This new storage format delivers important benefits, including:
- Can read existing Apache Cassandra 3.x files when migrating
- Faster than previous versions
- Reduced storage footprint of up to 66%, depending on the data model used
- Range delete support
Hinted handoffs are designed to help when any individual node is temporarily unresponsive due to heavy write load, network weather, hardware failure, or any other factor. Hinted handoffs also help in the event of short-term network issues or node restarts, reducing the time for scheduled repairs, and resulting in higher overall performance for distributed deployments. Originally introduced as an experimental feature in ScyllaDB Open Source 2.1, hinted handoffs are another production-ready feature in ScyllaDB Open Source 3.0.
Technically, a ‘hint’ is a record of a write request held by the coordinator until an unresponsive replica node comes back online. When a write is deemed successful but one or more replica nodes fail to acknowledge it, ScyllaDB will write a hint that is replayed to those nodes when they recover. Once the node becomes available again, the write request data in the hint is written to the replica node.
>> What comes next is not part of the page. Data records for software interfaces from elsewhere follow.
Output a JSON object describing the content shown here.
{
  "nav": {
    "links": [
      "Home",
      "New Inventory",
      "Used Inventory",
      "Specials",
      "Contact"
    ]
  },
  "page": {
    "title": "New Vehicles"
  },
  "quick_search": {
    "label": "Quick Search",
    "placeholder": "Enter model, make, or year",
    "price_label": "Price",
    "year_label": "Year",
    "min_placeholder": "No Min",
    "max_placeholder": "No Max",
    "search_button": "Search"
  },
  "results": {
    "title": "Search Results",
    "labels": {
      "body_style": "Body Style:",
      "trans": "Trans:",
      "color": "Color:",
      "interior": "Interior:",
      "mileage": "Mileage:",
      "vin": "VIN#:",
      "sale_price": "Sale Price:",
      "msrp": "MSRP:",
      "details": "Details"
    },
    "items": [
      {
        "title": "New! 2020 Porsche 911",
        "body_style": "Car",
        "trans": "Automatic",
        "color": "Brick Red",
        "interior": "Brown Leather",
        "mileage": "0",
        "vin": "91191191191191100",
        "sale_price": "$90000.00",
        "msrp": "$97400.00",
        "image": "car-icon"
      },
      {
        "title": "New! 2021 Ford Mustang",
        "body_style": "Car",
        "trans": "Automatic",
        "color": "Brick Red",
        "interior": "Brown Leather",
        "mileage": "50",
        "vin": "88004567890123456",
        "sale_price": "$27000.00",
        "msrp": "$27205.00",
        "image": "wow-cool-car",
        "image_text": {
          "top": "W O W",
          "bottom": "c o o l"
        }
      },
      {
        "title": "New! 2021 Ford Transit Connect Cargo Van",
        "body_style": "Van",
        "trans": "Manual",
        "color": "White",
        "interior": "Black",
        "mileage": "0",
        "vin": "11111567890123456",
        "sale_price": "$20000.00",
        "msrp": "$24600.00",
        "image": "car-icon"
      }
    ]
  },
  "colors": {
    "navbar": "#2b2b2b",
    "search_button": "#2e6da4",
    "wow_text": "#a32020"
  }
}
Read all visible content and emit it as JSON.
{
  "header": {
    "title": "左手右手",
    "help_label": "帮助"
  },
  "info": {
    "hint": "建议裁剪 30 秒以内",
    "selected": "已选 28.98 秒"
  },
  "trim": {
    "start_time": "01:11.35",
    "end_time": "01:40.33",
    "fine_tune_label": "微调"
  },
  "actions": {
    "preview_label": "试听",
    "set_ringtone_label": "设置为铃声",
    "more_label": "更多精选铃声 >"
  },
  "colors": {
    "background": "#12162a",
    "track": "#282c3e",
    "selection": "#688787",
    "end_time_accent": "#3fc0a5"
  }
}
Hinted handoffs deliver the following benefits:
- Minimizes the difference between data in the nodes when nodes are down — whether for scheduled upgrades or for all-too-common intermittent network issues.
- Reduces the amount of data transferred during repair.
- Reduces the chances of checksum mismatch (during read-repair) and thus improves overall latency.
Full, Multi-partition Scan Improvements
ScyllaDB Open Source 3.0 builds on earlier improvements by extending stateful paging to support range scans as well. As opposed to other partition queries, which read a single partition or a list of distinct partitions, range scans read all of the partitions that fall into the range specified by the client. Since the precise number and identity of partitions in a given range cannot be determined in advance, the query must read data from all nodes containing data for the range.
To improve range scan paging, ScyllaDB Open Source 3.0 introduces a new control algorithm for reading all data belonging to a range from all shards, which caches the intermediate streams on each of the shards and directs paged queries to the matching, previously used, cached results. The new algorithm is essentially a multiplexer that combines the output of readers opened on affected shards into a single stream. The readers are created on-demand when the partition scan attempts to read from the shard. To ensure that the read won’t stall, the algorithm uses buffering and read-ahead.
- Improved system responsiveness
- Throughput of range scans improved by as much as 30%
- Amount of data read from the disk reduced by as much as 40%
- Disk operations lowered by as much as 75%
Streaming is used during node recovery to populate restored nodes with data replicated from running nodes. The ScyllaDB streaming model reads data on one node, transmits it to another node, and then writes to disk. The sender creates SSTable readers to read the rows from SSTables on disk and sends them over the network. The receiver receives the rows from the network and writes them to a memtable. The rows in memtable are flushed into SSTables periodically or when the memtable is full.
In ScyllaDB Open Source 3.0, stream synchronization between nodes bypasses memtables, significantly reducing the time to repair, add and remove nodes. These improvements result in higher performance when there is a change in the cluster topology, improving streaming bandwidth by as much as 240% and reducing the time it takes to perform a “rebuild” operation by 70%.
ScyllaDB’s new streaming improvements provide the following benefits:
- Lower memory consumption. The saved memory can be used to handle your CQL workload instead.
- Better CPU utilization. No CPU cycles are used to insert and sort memtables.
- Bigger SSTables and fewer compactions.
You can read more details about ScyllaDB Open Source 3.0 in the Release Notes.